The poems in “Vapor” are inspired by scientific principles and facts, from subtle cell mutations to wormholes and the moons of Saturn. In seven parts, the poems are grouped around themes or forms. Time and time again, the violence and transformation inherent in physics serve as metaphors for human trauma, loss, and recovery.
In the first section, the poem “Planktonic Foraminifera” begins with “Before microbes gather to shine / Like strange fish scales” exploring the time when plankton sank to the sea floor and fossilized. The movement moves into the human realm of dreams, language and touch, to find a future “written in basalt” and the message of the ocean, “a vibration you can still feel / when you press your forehead / towards anything / living or dead.” Other Poem Titles – “The Abyssal Zone” , “gravitational wave”, “Ctenophore transmission” – also expands on oceanography to shed light on human longing, pain or survival.
All of the poems in the “Amplituhedron” section are told, Johnson tells us on a helpful note, through a mathematical concept and geometric figure from quantum physics. These poems appear as blocks of text, possibly representing facets of jewel-like figures. Far from being intrusive, the template is peppered with images of “music made of glass,” “bees like a pixel from a dream,” and “the jewel buzzing inside my throat.”
The series of five poems, each titled “Vapor”, are all cataclysmic concerning death by poison powders carried by the wind. Deadly dust may have been caused by an asteroid hitting Earth, a nuclear accident, or war. The language in these is wonderfully vivid even as you speak of “black liquid seeping from the holes that were your ears,” the “poisoned veins” that “wrap delicately around the boughs of your bones and the trenches of the ocean,” and “only annihilation.”
Other poems by Johnson provide some respite from the violence and trauma inhabiting so many. Inspired by the methane lakes on Titan, one of Saturn’s moons, the poems use images of fluids, waves, light, and warmth. The narrator floating in these lakes finds a way to the surface “Where you release / Wound you: the island / One day someone will seek life, try / Untie it. The lake / Ripples against you / And you’re grateful to hold it, / You ripple again.”

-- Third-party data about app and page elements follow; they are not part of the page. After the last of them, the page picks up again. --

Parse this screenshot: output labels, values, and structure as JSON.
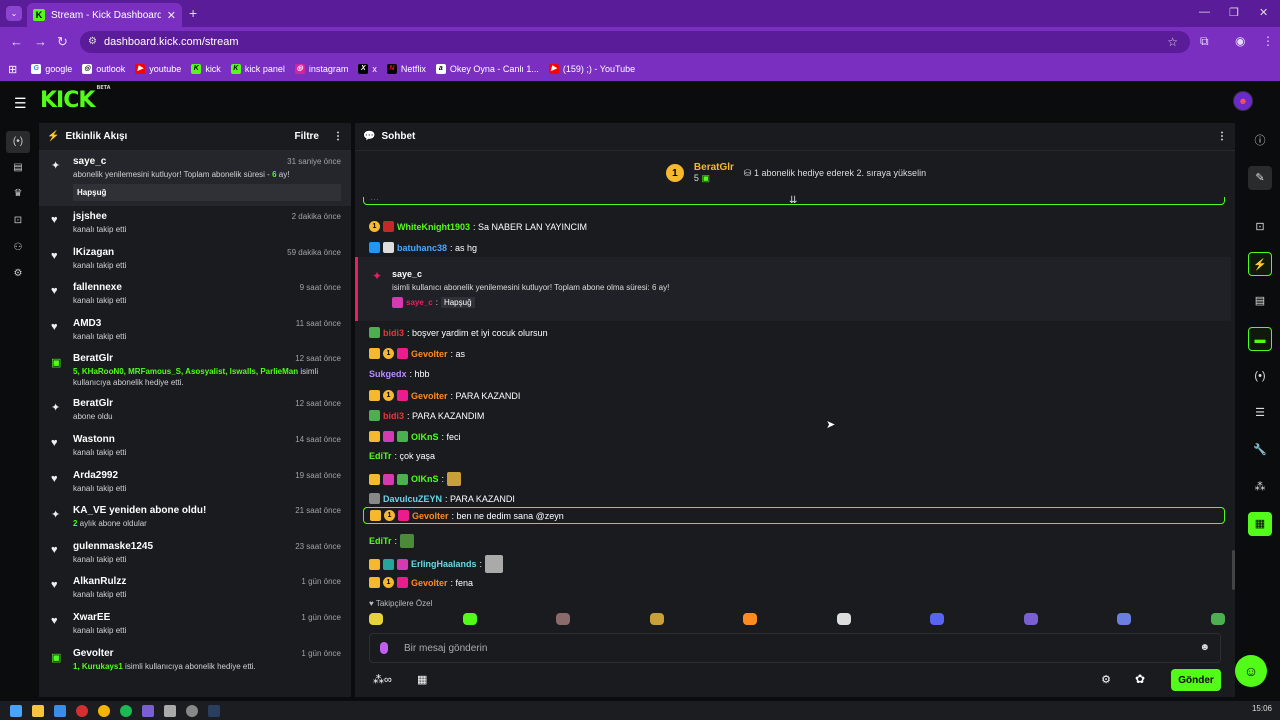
{
  "browser": {
    "tab_title": "Stream - Kick Dashboard",
    "url": "dashboard.kick.com/stream",
    "bookmarks": [
      "google",
      "outlook",
      "youtube",
      "kick",
      "kick panel",
      "instagram",
      "x",
      "Netflix",
      "Okey Oyna - Canlı 1...",
      "(159) ;) - YouTube"
    ]
  },
  "app": {
    "logo": "KICK",
    "logo_tag": "BETA"
  },
  "events": {
    "title": "Etkinlik Akışı",
    "filter_label": "Filtre",
    "items": [
      {
        "name": "saye_c",
        "sub": "abonelik yenilemesini kutluyor! Toplam abonelik süresi - ",
        "sub_hl": "6",
        "sub_end": " ay!",
        "time": "31 saniye önce",
        "msg": "Hapşuğ"
      },
      {
        "name": "jsjshee",
        "sub": "kanalı takip etti",
        "time": "2 dakika önce"
      },
      {
        "name": "lKizagan",
        "sub": "kanalı takip etti",
        "time": "59 dakika önce"
      },
      {
        "name": "fallennexe",
        "sub": "kanalı takip etti",
        "time": "9 saat önce"
      },
      {
        "name": "AMD3",
        "sub": "kanalı takip etti",
        "time": "11 saat önce"
      },
      {
        "name": "BeratGlr",
        "sub_hl": "5, KHaRooN0, MRFamous_S, Asosyalist, lswalls, ParlieMan",
        "sub": " isimli kullanıcıya abonelik hediye etti.",
        "time": "12 saat önce"
      },
      {
        "name": "BeratGlr",
        "sub": "abone oldu",
        "time": "12 saat önce"
      },
      {
        "name": "Wastonn",
        "sub": "kanalı takip etti",
        "time": "14 saat önce"
      },
      {
        "name": "Arda2992",
        "sub": "kanalı takip etti",
        "time": "19 saat önce"
      },
      {
        "name": "KA_VE yeniden abone oldu!",
        "sub_hl": "2",
        "sub": " aylık abone oldular",
        "time": "21 saat önce"
      },
      {
        "name": "gulenmaske1245",
        "sub": "kanalı takip etti",
        "time": "23 saat önce"
      },
      {
        "name": "AlkanRulzz",
        "sub": "kanalı takip etti",
        "time": "1 gün önce"
      },
      {
        "name": "XwarEE",
        "sub": "kanalı takip etti",
        "time": "1 gün önce"
      },
      {
        "name": "Gevolter",
        "sub_hl": "1, Kurukays1",
        "sub": " isimli kullanıcıya abonelik hediye etti.",
        "time": "1 gün önce"
      }
    ]
  },
  "chat": {
    "title": "Sohbet",
    "pinned": {
      "rank": "1",
      "name": "BeratGlr",
      "count": "5",
      "message": "1 abonelik hediye ederek 2. sıraya yükselin"
    },
    "messages": [
      {
        "user": "WhiteKnight1903",
        "color": "#53fc18",
        "text": ": Sa NABER LAN YAYINCIM"
      },
      {
        "user": "batuhanc38",
        "color": "#4aa8ff",
        "text": ": as hg"
      },
      {
        "user": "bidi3",
        "color": "#e53935",
        "text": ": boşver yardim et iyi cocuk olursun"
      },
      {
        "user": "Gevolter",
        "color": "#ff8a1f",
        "text": ": as"
      },
      {
        "user": "Sukgedx",
        "color": "#b98cff",
        "text": ": hbb"
      },
      {
        "user": "Gevolter",
        "color": "#ff8a1f",
        "text": ": PARA KAZANDI"
      },
      {
        "user": "bidi3",
        "color": "#e53935",
        "text": ": PARA KAZANDIM"
      },
      {
        "user": "OlKnS",
        "color": "#53fc18",
        "text": ": feci"
      },
      {
        "user": "EdiTr",
        "color": "#53fc18",
        "text": ": çok yaşa"
      },
      {
        "user": "OlKnS",
        "color": "#53fc18",
        "text": ":"
      },
      {
        "user": "DavulcuZEYN",
        "color": "#6ad7e5",
        "text": ": PARA KAZANDI"
      },
      {
        "user": "Gevolter",
        "color": "#ff8a1f",
        "text": ": ben ne dedim sana @zeyn"
      },
      {
        "user": "EdiTr",
        "color": "#53fc18",
        "text": ":"
      },
      {
        "user": "ErlingHaalands",
        "color": "#6ad7e5",
        "text": ":"
      },
      {
        "user": "Gevolter",
        "color": "#ff8a1f",
        "text": ": fena"
      }
    ],
    "sub_card": {
      "name": "saye_c",
      "text": "isimli kullanıcı abonelik yenilemesini kutluyor! Toplam abone olma süresi: 6 ay!",
      "from": "saye_c",
      "msg": "Hapşuğ"
    },
    "followers_only": "Takipçilere Özel",
    "input_placeholder": "Bir mesaj gönderin",
    "send_label": "Gönder"
  },
  "tray": {
    "time": "15:06"
  }
}
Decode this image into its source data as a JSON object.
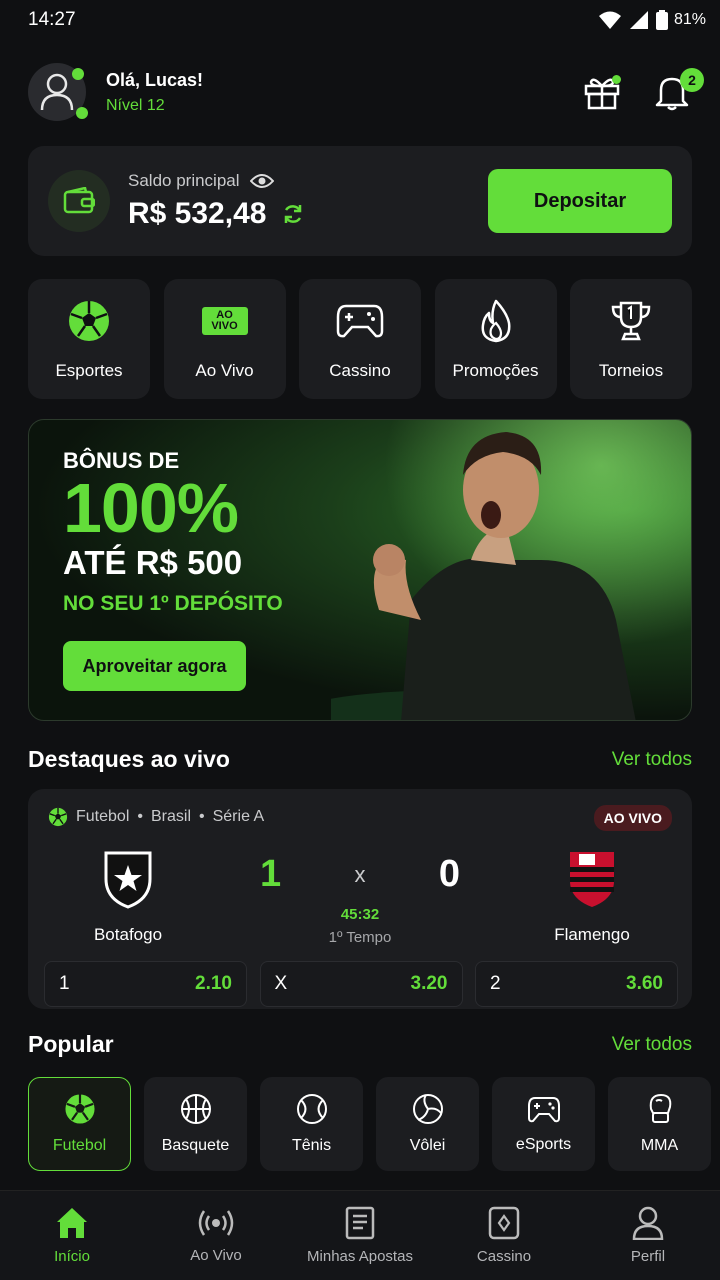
{
  "status": {
    "time": "14:27",
    "battery": "81%"
  },
  "user": {
    "greeting": "Olá, Lucas!",
    "level": "Nível 12"
  },
  "notifications": {
    "count": "2"
  },
  "balance": {
    "label": "Saldo principal",
    "amount": "R$ 532,48",
    "deposit_label": "Depositar"
  },
  "categories": [
    {
      "label": "Esportes",
      "icon": "soccer-ball-icon"
    },
    {
      "label": "Ao Vivo",
      "icon": "ao-vivo-badge",
      "badge": "AO VIVO"
    },
    {
      "label": "Cassino",
      "icon": "gamepad-icon"
    },
    {
      "label": "Promoções",
      "icon": "flame-icon"
    },
    {
      "label": "Torneios",
      "icon": "trophy-icon"
    }
  ],
  "banner": {
    "line1": "BÔNUS DE",
    "line2": "100%",
    "line3": "ATÉ R$ 500",
    "line4": "NO SEU 1º DEPÓSITO",
    "cta": "Aproveitar agora"
  },
  "live_section": {
    "title": "Destaques ao vivo",
    "see_all": "Ver todos"
  },
  "match": {
    "sport": "Futebol",
    "country": "Brasil",
    "league": "Série A",
    "live_badge": "AO VIVO",
    "home": {
      "name": "Botafogo",
      "score": "1"
    },
    "away": {
      "name": "Flamengo",
      "score": "0"
    },
    "separator": "x",
    "clock": "45:32",
    "period": "1º Tempo",
    "odds": [
      {
        "label": "1",
        "value": "2.10"
      },
      {
        "label": "X",
        "value": "3.20"
      },
      {
        "label": "2",
        "value": "3.60"
      }
    ]
  },
  "popular_section": {
    "title": "Popular",
    "see_all": "Ver todos"
  },
  "popular": [
    {
      "label": "Futebol",
      "icon": "soccer-ball-icon",
      "active": true
    },
    {
      "label": "Basquete",
      "icon": "basketball-icon"
    },
    {
      "label": "Tênis",
      "icon": "tennis-ball-icon"
    },
    {
      "label": "Vôlei",
      "icon": "volleyball-icon"
    },
    {
      "label": "eSports",
      "icon": "controller-icon"
    },
    {
      "label": "MMA",
      "icon": "boxing-glove-icon"
    }
  ],
  "bottom_nav": [
    {
      "label": "Início",
      "icon": "home-icon",
      "active": true
    },
    {
      "label": "Ao Vivo",
      "icon": "broadcast-icon"
    },
    {
      "label": "Minhas Apostas",
      "icon": "ticket-icon"
    },
    {
      "label": "Cassino",
      "icon": "card-icon"
    },
    {
      "label": "Perfil",
      "icon": "person-icon"
    }
  ],
  "colors": {
    "accent": "#63dd3a",
    "background": "#0f1012",
    "card": "#1c1d20",
    "live_badge": "#4a1b1f"
  }
}
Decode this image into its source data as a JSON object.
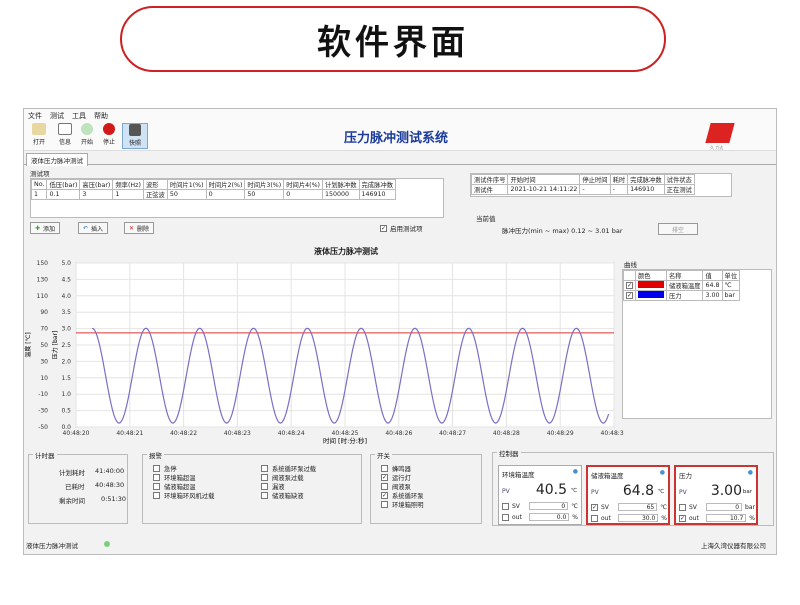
{
  "banner": {
    "title": "软件界面"
  },
  "menu": [
    "文件",
    "测试",
    "工具",
    "帮助"
  ],
  "toolbar": {
    "open": "打开",
    "info": "信息",
    "start": "开始",
    "stop": "停止",
    "snapshot": "快照"
  },
  "app_title": "压力脉冲测试系统",
  "logo_text": "久 力达",
  "tab": "液体压力脉冲测试",
  "test_items": {
    "label": "测试项",
    "headers": [
      "No.",
      "低压(bar)",
      "高压(bar)",
      "频率(Hz)",
      "波形",
      "时间片1(%)",
      "时间片2(%)",
      "时间片3(%)",
      "时间片4(%)",
      "计划脉冲数",
      "完成脉冲数"
    ],
    "rows": [
      [
        "1",
        "0.1",
        "3",
        "1",
        "正弦波",
        "50",
        "0",
        "50",
        "0",
        "150000",
        "146910"
      ]
    ]
  },
  "test_info": {
    "headers": [
      "测试件序号",
      "开始时间",
      "停止时间",
      "耗时",
      "完成脉冲数",
      "试件状态"
    ],
    "rows": [
      [
        "测试件",
        "2021-10-21 14:11:22",
        "-",
        "-",
        "146910",
        "正在测试"
      ]
    ]
  },
  "current": {
    "label": "当前值",
    "text": "脉冲压力(min ~ max)  0.12 ~ 3.01  bar"
  },
  "buttons": {
    "add": "添加",
    "insert": "插入",
    "delete": "删除",
    "enable": "启用测试项",
    "clear": "排空"
  },
  "chart_data": {
    "type": "line",
    "title": "液体压力脉冲测试",
    "xlabel": "时间 [时:分:秒]",
    "ylabel_left": "温度 [℃]",
    "ylabel_right": "压力 [bar]",
    "x_ticks": [
      "40:48:20",
      "40:48:21",
      "40:48:22",
      "40:48:23",
      "40:48:24",
      "40:48:25",
      "40:48:26",
      "40:48:27",
      "40:48:28",
      "40:48:29",
      "40:48:30"
    ],
    "y_left_ticks": [
      "150",
      "130",
      "110",
      "90",
      "70",
      "50",
      "30",
      "10",
      "-10",
      "-30",
      "-50"
    ],
    "y_right_ticks": [
      "5.0",
      "4.5",
      "4.0",
      "3.5",
      "3.0",
      "2.5",
      "2.0",
      "1.5",
      "1.0",
      "0.5",
      "0.0"
    ],
    "ylim_right": [
      0,
      5
    ],
    "xlim_seconds": [
      0,
      10
    ],
    "series": [
      {
        "name": "储液箱温度",
        "color": "#e03030",
        "constant": 64.8,
        "axis": "left"
      },
      {
        "name": "压力",
        "color": "#7a6fc6",
        "axis": "right",
        "min": 0.12,
        "max": 3.01,
        "frequency_hz": 1,
        "x_start": 0.3,
        "x_end": 9.9
      }
    ]
  },
  "curves": {
    "label": "曲线",
    "headers": [
      "颜色",
      "名称",
      "值",
      "单位"
    ],
    "rows": [
      {
        "color": "#e00000",
        "name": "储液箱温度",
        "value": "64.8",
        "unit": "℃"
      },
      {
        "color": "#0000ee",
        "name": "压力",
        "value": "3.00",
        "unit": "bar"
      }
    ]
  },
  "timer": {
    "label": "计时器",
    "planned_label": "计划耗时",
    "planned": "41:40:00",
    "used_label": "已耗时",
    "used": "40:48:30",
    "remain_label": "剩余时间",
    "remain": "0:51:30"
  },
  "alarms": {
    "label": "报警",
    "col1": [
      "急停",
      "环境箱超温",
      "储液箱超温",
      "环境箱环风机过载"
    ],
    "col2": [
      "系统循环泵过载",
      "阀液泵过载",
      "漏液",
      "储液箱缺液"
    ]
  },
  "switches": {
    "label": "开关",
    "items": [
      {
        "name": "蜂鸣器",
        "on": false
      },
      {
        "name": "运行灯",
        "on": true
      },
      {
        "name": "阀液泵",
        "on": false
      },
      {
        "name": "系统循环泵",
        "on": true
      },
      {
        "name": "环境箱照明",
        "on": false
      }
    ]
  },
  "controllers": {
    "label": "控制器",
    "items": [
      {
        "name": "环境箱温度",
        "pv": "40.5",
        "unit": "℃",
        "sv": "0",
        "sv_unit": "℃",
        "out": "0.0",
        "sv_checked": false,
        "out_checked": false,
        "highlight": false
      },
      {
        "name": "储液箱温度",
        "pv": "64.8",
        "unit": "℃",
        "sv": "65",
        "sv_unit": "℃",
        "out": "30.0",
        "sv_checked": true,
        "out_checked": false,
        "highlight": true
      },
      {
        "name": "压力",
        "pv": "3.00",
        "unit": "bar",
        "sv": "0",
        "sv_unit": "bar",
        "out": "10.7",
        "sv_checked": false,
        "out_checked": true,
        "highlight": true
      }
    ]
  },
  "status": {
    "left": "液体压力脉冲测试",
    "right": "上海久湾仪器有限公司"
  }
}
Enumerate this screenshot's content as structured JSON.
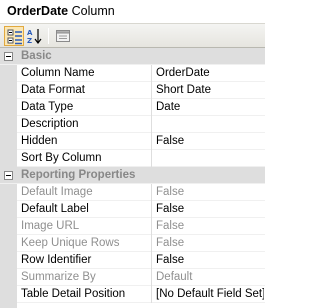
{
  "title": {
    "object": "OrderDate",
    "type": "Column"
  },
  "toolbar": {
    "buttons": [
      {
        "name": "categorized-view",
        "active": true
      },
      {
        "name": "alphabetical-view",
        "active": false
      },
      {
        "name": "property-pages",
        "active": false
      }
    ]
  },
  "categories": [
    {
      "name": "Basic",
      "properties": [
        {
          "label": "Column Name",
          "value": "OrderDate",
          "disabled": false
        },
        {
          "label": "Data Format",
          "value": "Short Date",
          "disabled": false
        },
        {
          "label": "Data Type",
          "value": "Date",
          "disabled": false
        },
        {
          "label": "Description",
          "value": "",
          "disabled": false
        },
        {
          "label": "Hidden",
          "value": "False",
          "disabled": false
        },
        {
          "label": "Sort By Column",
          "value": "",
          "disabled": false
        }
      ]
    },
    {
      "name": "Reporting Properties",
      "properties": [
        {
          "label": "Default Image",
          "value": "False",
          "disabled": true
        },
        {
          "label": "Default Label",
          "value": "False",
          "disabled": false
        },
        {
          "label": "Image URL",
          "value": "False",
          "disabled": true
        },
        {
          "label": "Keep Unique Rows",
          "value": "False",
          "disabled": true
        },
        {
          "label": "Row Identifier",
          "value": "False",
          "disabled": false
        },
        {
          "label": "Summarize By",
          "value": "Default",
          "disabled": true
        },
        {
          "label": "Table Detail Position",
          "value": "[No Default Field Set]",
          "disabled": false
        }
      ]
    }
  ],
  "colors": {
    "category_background": "#dedede",
    "disabled_text": "#8f8f8f",
    "active_button": "#fbe7b5"
  }
}
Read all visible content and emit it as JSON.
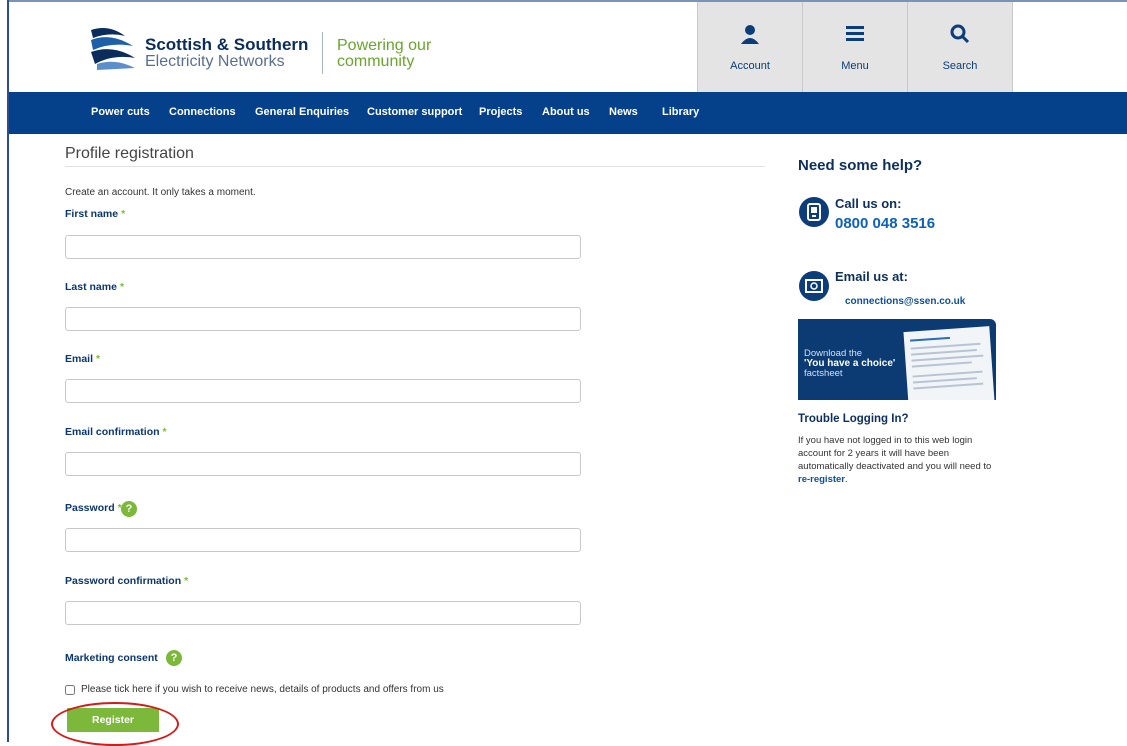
{
  "header": {
    "brand_line1": "Scottish & Southern",
    "brand_line2": "Electricity Networks",
    "tagline_line1": "Powering our",
    "tagline_line2": "community",
    "tiles": [
      {
        "label": "Account",
        "icon": "person-icon"
      },
      {
        "label": "Menu",
        "icon": "hamburger-icon"
      },
      {
        "label": "Search",
        "icon": "search-icon"
      }
    ]
  },
  "nav": {
    "items": [
      "Power cuts",
      "Connections",
      "General Enquiries",
      "Customer support",
      "Projects",
      "About us",
      "News",
      "Library"
    ]
  },
  "form": {
    "title": "Profile registration",
    "intro": "Create an account. It only takes a moment.",
    "required_mark": "*",
    "help_glyph": "?",
    "fields": {
      "first_name": "First name",
      "last_name": "Last name",
      "email": "Email",
      "email_confirmation": "Email confirmation",
      "password": "Password",
      "password_confirmation": "Password confirmation"
    },
    "marketing_label": "Marketing consent",
    "consent_text": "Please tick here if you wish to receive news, details of products and offers from us",
    "consent_checked": false,
    "register_label": "Register"
  },
  "sidebar": {
    "help_title": "Need some help?",
    "call_label": "Call us on:",
    "phone": "0800 048 3516",
    "email_label": "Email us at:",
    "email": "connections@ssen.co.uk",
    "banner": {
      "line1": "Download the",
      "line2": "'You have a choice'",
      "line3": "factsheet"
    },
    "trouble_title": "Trouble Logging In?",
    "trouble_text": "If you have not logged in to this web login account for 2 years it will have been automatically deactivated and you will need to",
    "trouble_link": "re-register",
    "trouble_end": "."
  },
  "colors": {
    "nav_bg": "#04418a",
    "brand_navy": "#0a2d5c",
    "accent_green": "#7cb83a",
    "highlight_red": "#d21c1c"
  }
}
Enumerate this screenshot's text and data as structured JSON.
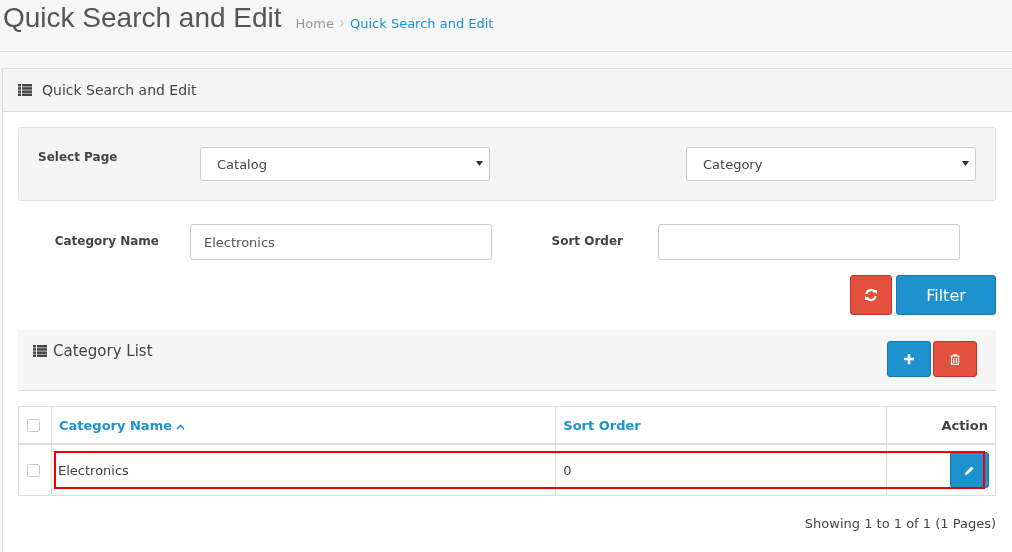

These new collections by Davis and Johnson will reward their readers with both the joy of language and the demonstration of the resilience of the human spirit.